It’s standard for middle to large businesses to include a non-compete agreement in an employee’s exit package or onboarding. The goal is to restrict competitors from hiring former employees who have proprietary information or trade secrets. While it is seemingly at odds with the employee’s right to earn a living, a well-drafted non-compete can help protect a business’s interests.
Not all conditions are enforceable
A poorly worded agreement will probably not hold up in court, which makes it useless. So it is essential for companies to zero in on valid business issues as the basis for a binding contract. Circumstances will vary by company, but successful agreements often focus on:
- Trade secrets involving proprietary practices, products and services
- Use of special training provided by the employer
- Proprietary information that is not a trade secret
It’s best to be reasonable
Contracts that are not overly restrictive in scope, territory or length have the best chance of standing up in court. Clients may not realize how much business practices change and update over time, so they should feel minimize their discomfort with a short sunset to the agreement (a few years is often viable). Geographic concerns may be unique here in Alaska, but former employers should avoid overly broad range that is outside the state or the worker’s territory. Depending on the business and competition in the state, the client should limit their scope to direct competitors.
Different jobs will have different restrictions

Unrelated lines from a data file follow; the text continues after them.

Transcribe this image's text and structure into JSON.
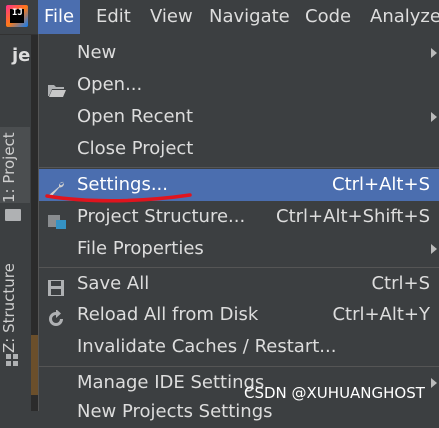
{
  "menubar": {
    "items": [
      "File",
      "Edit",
      "View",
      "Navigate",
      "Code",
      "Analyze"
    ]
  },
  "project": {
    "name": "jed"
  },
  "sidebar": {
    "project_tab": "1: Project",
    "structure_tab": "Z: Structure"
  },
  "file_menu": {
    "new": "New",
    "open": "Open...",
    "open_recent": "Open Recent",
    "close_project": "Close Project",
    "settings": "Settings...",
    "settings_shortcut": "Ctrl+Alt+S",
    "project_structure": "Project Structure...",
    "project_structure_shortcut": "Ctrl+Alt+Shift+S",
    "file_properties": "File Properties",
    "save_all": "Save All",
    "save_all_shortcut": "Ctrl+S",
    "reload_all": "Reload All from Disk",
    "reload_all_shortcut": "Ctrl+Alt+Y",
    "invalidate_caches": "Invalidate Caches / Restart...",
    "manage_ide_settings": "Manage IDE Settings",
    "new_projects_settings": "New Projects Settings"
  },
  "watermark": "CSDN @XUHUANGHOST",
  "colors": {
    "background": "#3c3f41",
    "selection": "#4b6eaf",
    "annotation_red": "#e0141e"
  }
}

Those with questions can discuss the specifics of a situation with an attorney who handles these kinds of contracts. But overall, a good rule of thumb is to protect the company rather than punish the employee for leaving.